The Horrors' Faris Badwan is our World Cup columnist. In his second instalment of the campaign, he looks ahead to the week's coming games, gives his analysis on England's underwhelming 1-1 draw against USA and tells us where Fabio Capello is going wrong.
Hello again. Can't say it's been the best start to a World Cup I've witnessed but, ever the optimist, I'm looking forward to Italy vs Paraguay tonight and then on to Brazil and Spain's opening games for some much needed flair and excitement.
So far, the best game I've seen in terms of inventive attacking play came from Germany vs Australia (June 13). The Germans are typically well-organised, functional, hard-working and deserving of other chronically boring adjectives often pinned on footballing sides bereft of all flair. To confound the stereotype, step forward Mesut Ozil, star of the youngest German squad in nearly 80 years.
Many Gunners fans will be familiar with Ozil's name, Arsene Wenger having first batted his sultry French eyelashes in the 21-year-old's direction some six months ago. Ozil's sparkling passing display in yesterday's 4-0 victory will no doubt have increased his value significantly and perhaps even beyond the reach of most Premier League sides, let alone Arsenal who have a far more pressing need for defensive reinforcement.

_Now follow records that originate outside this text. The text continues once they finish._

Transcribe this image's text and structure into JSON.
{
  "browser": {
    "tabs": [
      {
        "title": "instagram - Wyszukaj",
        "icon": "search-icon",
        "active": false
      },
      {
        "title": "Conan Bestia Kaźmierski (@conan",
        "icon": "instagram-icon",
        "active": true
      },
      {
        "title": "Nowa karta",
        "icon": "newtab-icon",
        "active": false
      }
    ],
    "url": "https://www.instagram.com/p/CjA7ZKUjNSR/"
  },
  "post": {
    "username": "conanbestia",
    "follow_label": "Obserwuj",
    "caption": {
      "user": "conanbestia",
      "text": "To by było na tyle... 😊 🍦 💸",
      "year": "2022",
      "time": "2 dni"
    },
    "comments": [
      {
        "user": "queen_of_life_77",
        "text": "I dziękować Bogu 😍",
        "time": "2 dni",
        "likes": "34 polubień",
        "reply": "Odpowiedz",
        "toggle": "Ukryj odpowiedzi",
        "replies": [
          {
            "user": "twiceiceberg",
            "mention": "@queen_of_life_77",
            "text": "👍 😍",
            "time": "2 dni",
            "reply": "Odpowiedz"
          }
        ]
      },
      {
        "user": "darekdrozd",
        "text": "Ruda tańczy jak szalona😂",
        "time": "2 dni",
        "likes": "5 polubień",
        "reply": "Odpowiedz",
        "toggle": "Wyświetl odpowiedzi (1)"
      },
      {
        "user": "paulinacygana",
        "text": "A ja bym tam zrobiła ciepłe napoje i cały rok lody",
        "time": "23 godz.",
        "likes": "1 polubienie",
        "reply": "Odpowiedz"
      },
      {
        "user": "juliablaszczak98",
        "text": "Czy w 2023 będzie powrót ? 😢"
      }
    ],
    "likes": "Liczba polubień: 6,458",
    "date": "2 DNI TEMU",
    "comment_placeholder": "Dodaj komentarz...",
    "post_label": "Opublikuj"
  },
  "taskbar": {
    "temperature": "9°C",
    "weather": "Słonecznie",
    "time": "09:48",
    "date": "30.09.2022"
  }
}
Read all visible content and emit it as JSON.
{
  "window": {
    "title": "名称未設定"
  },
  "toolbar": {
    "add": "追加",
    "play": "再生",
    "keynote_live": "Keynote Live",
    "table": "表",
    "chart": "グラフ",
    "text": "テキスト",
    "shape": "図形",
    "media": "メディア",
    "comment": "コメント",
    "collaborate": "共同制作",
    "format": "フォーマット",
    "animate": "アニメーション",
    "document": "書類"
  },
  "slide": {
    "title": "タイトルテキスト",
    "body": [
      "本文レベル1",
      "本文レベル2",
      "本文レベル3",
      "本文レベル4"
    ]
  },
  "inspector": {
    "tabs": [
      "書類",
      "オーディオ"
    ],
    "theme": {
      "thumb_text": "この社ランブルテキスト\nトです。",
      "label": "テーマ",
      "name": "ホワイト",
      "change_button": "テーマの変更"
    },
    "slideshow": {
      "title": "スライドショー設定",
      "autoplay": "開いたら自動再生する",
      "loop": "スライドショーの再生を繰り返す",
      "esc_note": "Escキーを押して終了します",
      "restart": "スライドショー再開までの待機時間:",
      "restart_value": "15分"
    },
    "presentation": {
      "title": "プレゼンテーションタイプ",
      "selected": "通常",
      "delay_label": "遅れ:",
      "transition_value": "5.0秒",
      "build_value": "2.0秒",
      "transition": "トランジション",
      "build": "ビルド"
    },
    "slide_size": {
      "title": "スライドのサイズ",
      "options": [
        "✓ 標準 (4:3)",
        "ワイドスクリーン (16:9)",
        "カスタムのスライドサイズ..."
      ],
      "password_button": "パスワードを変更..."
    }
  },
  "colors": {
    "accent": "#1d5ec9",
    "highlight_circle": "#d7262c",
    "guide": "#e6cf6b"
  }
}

Watching Germany's opening game made me painfully aware of England's failings as they showed all the qualities I covet as a supporter: technical ability, assurance in defence, guile in attack, and above all strong possession play. Without a holding midfielder against the USA, England lacked bite and the ability to keep the ball for more than three passes at a time. Clint Dempsey and Landon Donovan were allowed too much space to run at the defence and a better striker than Altidore would have ended Rob Green's England career in the second half.
I couldn't help but wish Owen Hargreaves was on the field, despite his having only played one minute of competitive football in over 18 months. Many journalists cited Emile Heskey's performance as one of the few bright elements of Saturday's game, yet for me his inclusion seemed solely to serve as an opportunity for the linesmen to prove themselves capable of spotting blatant offsides. There isn't a single top class centre back who is going to be fooled by lumbering ole Emile, who consistently lingered in stupid positions and made it easy for the average American defence. I'd far sooner have a five man midfield with Gerrard behind Rooney than shackle the entire team to a two-legged donkey. Heskey would not rest comfortably in the starting elevens of many of the other seeded teams. If England are to be touted as potential champions, or even if they wish to be considered as such, Heskey has to go.
I guess I should probably mention Rob Green, whose nerves may well by now be appropriately likened to shreds of extremely soggy confetti. Most of you reading this will have gasped in slow-motion disbelief as he suffered the worst case of brain freeze since Thomas Brolin was found in the Leeds United kitchen fridge with his face buried in a box of Calippo's and Opal Fruit ice lollies... Nonetheless, I think he's a decent goalkeeper who should be given the opportunity to atone for his error against the luminary attacking force known as...Algeria. Hmm.
Check back throughout the World Cup for match reports and analysis from Faris